I have been a climber for as long as I can remember. As a kid, I always wanted to climb bigger trees and steeper boulders. My Dad even made me little ice axes to climb snow hills during the long winters growing up in Mackenzie, BC. It was in my early teen years that I started really learning how all the rope systems worked to keep things safe. I was hooked, I just couldn’t get enough climbing. The more time outside, the more I respected the wilder of places. Exposure, gravity, strong and always changing weather … pretty addicting stuff for my adventure seeking personality. I have to solve the problem in front of me: get from the bottom to the top. A simple sounding goal really, but the devil hides in the many details. So the question is always, “just how bad do you want it?”

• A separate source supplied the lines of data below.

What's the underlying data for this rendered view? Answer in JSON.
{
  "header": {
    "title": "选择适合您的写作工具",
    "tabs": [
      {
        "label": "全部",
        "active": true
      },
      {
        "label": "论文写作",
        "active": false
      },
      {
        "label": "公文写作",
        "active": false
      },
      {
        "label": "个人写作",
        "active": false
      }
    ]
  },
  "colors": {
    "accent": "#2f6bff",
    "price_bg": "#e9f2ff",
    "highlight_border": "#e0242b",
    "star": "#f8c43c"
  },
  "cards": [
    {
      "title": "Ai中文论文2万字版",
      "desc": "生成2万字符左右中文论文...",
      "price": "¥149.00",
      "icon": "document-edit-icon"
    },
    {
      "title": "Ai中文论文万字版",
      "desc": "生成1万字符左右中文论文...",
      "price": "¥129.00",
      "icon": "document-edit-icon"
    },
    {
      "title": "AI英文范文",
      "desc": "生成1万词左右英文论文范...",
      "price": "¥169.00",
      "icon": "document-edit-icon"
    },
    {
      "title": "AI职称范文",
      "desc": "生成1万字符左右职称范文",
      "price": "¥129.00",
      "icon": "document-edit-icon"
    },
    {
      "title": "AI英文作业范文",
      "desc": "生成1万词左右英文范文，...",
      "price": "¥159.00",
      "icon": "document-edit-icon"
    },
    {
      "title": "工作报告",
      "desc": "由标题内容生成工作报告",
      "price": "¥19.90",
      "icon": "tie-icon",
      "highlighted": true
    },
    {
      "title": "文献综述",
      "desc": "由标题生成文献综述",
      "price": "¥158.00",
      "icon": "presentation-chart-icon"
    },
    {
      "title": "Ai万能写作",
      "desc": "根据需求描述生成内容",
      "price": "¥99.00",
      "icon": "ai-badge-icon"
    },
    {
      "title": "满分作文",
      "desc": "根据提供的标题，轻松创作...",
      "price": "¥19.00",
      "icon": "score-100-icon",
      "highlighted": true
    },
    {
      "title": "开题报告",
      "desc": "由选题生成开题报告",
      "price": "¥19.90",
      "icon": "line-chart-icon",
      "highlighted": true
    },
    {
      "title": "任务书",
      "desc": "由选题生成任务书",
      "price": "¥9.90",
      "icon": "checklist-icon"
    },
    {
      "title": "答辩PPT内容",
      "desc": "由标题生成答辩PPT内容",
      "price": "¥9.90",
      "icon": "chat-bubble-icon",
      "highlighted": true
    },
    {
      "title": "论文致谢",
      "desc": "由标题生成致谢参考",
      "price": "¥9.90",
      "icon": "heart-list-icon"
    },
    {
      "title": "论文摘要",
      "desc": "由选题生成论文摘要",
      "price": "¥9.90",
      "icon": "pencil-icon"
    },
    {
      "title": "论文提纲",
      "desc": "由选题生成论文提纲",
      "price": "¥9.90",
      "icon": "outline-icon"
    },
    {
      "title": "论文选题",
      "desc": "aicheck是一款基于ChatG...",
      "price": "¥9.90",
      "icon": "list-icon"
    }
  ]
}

In 1994, I was in my first year of computer science at UNBC and working on a new, very exposed, multi-pitch route (now called “Hells Bells” on Pope’s Peak). That October, right before midterm exams, my brother and I were in a car accident. I fell asleep driving a long distance back from a funeral in Saskatchewan. We started driving after school on the Friday with exams first thing Monday morning. With only hours left go, driving home to these exams, I just couldn’t keep my eyes open. That’s when I learned what real g-force feels like. Not the fun kind like in climbing, having the rope catch your fall, but the kind of acceleration that is not survivable. One could actually figure out how hard, how much pressure on the spine, would be created with the given speed, acceleration and time in the air. A similar problem might have been on that exam that fateful morning. Doug still wrote his exams that morning while I was on my way to Vancouver on a spine board. I remember feeling thankful that my poor judgement did injure anyone else. (Arguably, this should be just as criminal as driving intoxicated.)
The following two months were spent staring at the ceiling of the Hospital, followed by another six months in rehab at GF Strong. My mountains were now sitting up, feeding myself grapes, moving colored pegs on a board – only the most mundane tasks. The abrupt change from being independent and strong to helpless and weak was surreal. It was sickening to watch the atrophy happen so quickly. The body simply eats itself within a week or or two of being immobile. It took a long time to be able to push a manual wheelchair and I never regained any hand function. Living as a quadriplegic was about teaching myself tricks to compensate for the loss of function. With much trepidation, I went back into computer science at Langara College. After struggling in a c/c++ course trying to type and write tests with my now barely legible penmanship, I realized that getting right back into education was the key to my rehab. It wasn’t long before I started to question if it was possible to get back to the rock because programming certainly wasn’t the adventure I needed.
Some talk turned into a small rappel, and then grew into a much larger project. It took us ten years to climb the Stawamus Chief, but we did it! Great costs were paid for us to get to the summit in 2005. We were there for about ten minutes before getting into a helicopter (day light was going and rain was threatening). Would you invest ten years to earn ten minutes on a summit? Developing custom gear for quadriplegics has been a long and expensive process, but we did something unprecedented for this level of disability. I wonder when it will be repeated and how much faster that person will be compared to our 14 hours? I offer all the gear and know-how to whomever is willing to train for it. An open challenge and an honest offer to my fellow quads.
From an early age I’ve enjoyed making circuits and robots. Now, as an “adult”, I am even more dangerous with a soldering iron, but I haven’t fried a chip in a long time. The past few years I’ve been working on a better hybrid wheelchair for quadriplegics and been helping on my friend’s telepresence robot. I feel pretty lucky to still be doing my childhood hobby. Currently, I’m a coder for hire and living in Vancouver.